Officials told NBC News that housing the children in a detention center with their parents would likely cost around $300 a night. But the administration has not taken that route, arguing that taking children from their parents when they cross the border — even if they are presenting themselves at a station of entry to claim asylum — is an appropriate form of law enforcement, whatever the cost.
"It was a simple decision by the administration to have a zero tolerance policy for illegal entry, period," Trump adviser and immigration-policy architect Stephen Miller told the New York Times earlier this week. "The message is that no one is exempt from immigration law.”
The US military does not need Iraqi permission to provide close air support or evacuate wounded troops in 'emergency circumstances'
The U.S. military does not need Iraqi permission to fly close air support and casualty evacuation missions for U.S. troops in combat, a top military spokesman in Iraq clarified on Tuesday.
Army Col. James Rawlinson clarified that the Iraqis do not need to approve missions in emergency circumstances after Task & Purpose reported on Monday that the U.S. military needed permission to fly CAS missions for troops in a fight.

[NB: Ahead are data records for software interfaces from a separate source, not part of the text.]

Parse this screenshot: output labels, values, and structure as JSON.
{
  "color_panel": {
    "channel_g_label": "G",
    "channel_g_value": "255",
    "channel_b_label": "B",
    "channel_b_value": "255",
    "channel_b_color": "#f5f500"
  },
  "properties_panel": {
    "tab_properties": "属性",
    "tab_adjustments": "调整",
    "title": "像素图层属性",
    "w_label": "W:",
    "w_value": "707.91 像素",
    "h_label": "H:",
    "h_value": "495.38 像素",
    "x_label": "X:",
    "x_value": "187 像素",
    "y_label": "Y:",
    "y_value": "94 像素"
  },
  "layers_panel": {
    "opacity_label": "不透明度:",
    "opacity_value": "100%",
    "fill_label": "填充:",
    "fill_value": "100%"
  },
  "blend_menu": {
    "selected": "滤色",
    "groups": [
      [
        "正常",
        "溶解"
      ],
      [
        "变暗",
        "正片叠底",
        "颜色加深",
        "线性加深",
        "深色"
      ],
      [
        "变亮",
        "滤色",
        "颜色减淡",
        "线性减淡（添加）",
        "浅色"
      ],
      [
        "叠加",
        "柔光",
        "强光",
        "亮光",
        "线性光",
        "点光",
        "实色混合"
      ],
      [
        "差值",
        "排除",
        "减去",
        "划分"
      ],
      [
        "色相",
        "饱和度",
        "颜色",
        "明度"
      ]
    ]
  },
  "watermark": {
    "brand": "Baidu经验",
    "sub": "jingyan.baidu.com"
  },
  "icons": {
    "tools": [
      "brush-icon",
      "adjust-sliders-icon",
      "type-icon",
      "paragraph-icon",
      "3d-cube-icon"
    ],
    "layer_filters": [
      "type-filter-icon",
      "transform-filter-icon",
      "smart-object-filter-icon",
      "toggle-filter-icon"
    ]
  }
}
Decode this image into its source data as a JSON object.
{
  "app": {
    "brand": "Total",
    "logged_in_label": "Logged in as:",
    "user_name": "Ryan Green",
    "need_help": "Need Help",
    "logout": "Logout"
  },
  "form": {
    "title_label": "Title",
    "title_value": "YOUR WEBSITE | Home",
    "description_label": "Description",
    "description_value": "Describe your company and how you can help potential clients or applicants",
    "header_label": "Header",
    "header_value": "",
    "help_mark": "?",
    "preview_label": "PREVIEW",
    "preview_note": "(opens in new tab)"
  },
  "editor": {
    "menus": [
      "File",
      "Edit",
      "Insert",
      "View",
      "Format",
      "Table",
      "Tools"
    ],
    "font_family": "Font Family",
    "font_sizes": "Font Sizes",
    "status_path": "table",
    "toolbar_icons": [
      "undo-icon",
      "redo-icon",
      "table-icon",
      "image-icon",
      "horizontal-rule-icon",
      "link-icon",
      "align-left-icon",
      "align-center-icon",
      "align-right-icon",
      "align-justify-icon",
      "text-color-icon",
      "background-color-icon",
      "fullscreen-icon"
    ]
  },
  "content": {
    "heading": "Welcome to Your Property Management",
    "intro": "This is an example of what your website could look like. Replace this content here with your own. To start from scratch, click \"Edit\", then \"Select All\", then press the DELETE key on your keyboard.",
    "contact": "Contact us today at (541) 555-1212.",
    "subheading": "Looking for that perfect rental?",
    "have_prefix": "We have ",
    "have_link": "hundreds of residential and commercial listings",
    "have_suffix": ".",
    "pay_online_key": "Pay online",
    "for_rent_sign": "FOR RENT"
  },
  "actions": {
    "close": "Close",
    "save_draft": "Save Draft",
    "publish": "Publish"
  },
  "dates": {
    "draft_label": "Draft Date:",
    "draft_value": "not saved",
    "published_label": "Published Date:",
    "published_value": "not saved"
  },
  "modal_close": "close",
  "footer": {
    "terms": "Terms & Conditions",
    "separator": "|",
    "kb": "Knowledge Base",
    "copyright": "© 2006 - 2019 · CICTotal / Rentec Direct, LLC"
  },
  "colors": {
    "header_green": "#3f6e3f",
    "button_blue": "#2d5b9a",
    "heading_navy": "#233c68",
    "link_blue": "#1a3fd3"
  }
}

Americans' mighty military may have met its match when it comes to erecting barriers to keep out intruders.
An alligator in Florida recently had zero trouble flopping over a chain-link fence to get onto a naval air base. Motorist Christina Stewart pulled over to film it, and local television station WJAX posted it on Facebook.
Wallace Ward graduated from West Point in 1958. More than 60 years later, at age 87, he's still kicking ass and joining new academy plebes for the annual March Back.
Army study recommends more sleep for recruits at basic, which drill sergeants will absolutely not disregard or anything
(Reuters Health) - Soldiers who experience sleep problems during basic combat training may be more likely to struggle with psychological distress, attention difficulties, and anger issues during their entry into the military, a recent study suggests.
"These results show that it would probably be useful to check in with new soldiers over time because sleep problems can be a signal that a soldier is encountering difficulties," said Amanda Adrian, lead author of the study and a research psychologist at the Center for Military Psychiatry and Neuroscience at Walter Reed Army Institute of Research in Silver Spring, Maryland.
"Addressing sleep problems early on should help set soldiers up for success as they transition into their next unit of assignment," she said by email.
Thousands of U.S. service members who've been sent to operate along the Mexico border will receive a military award reserved for troops who "encounter no foreign armed opposition or imminent hostile action."
The Pentagon has authorized troops who have deployed to the border to assist U.S. Customs and Border Protection (CBP) since last April to receive the Armed Forces Service Medal. Details about the decision were included in a Marine Corps administrative message in response to authorization from the Defense Department.
There is no end date for the award since the operation remains ongoing.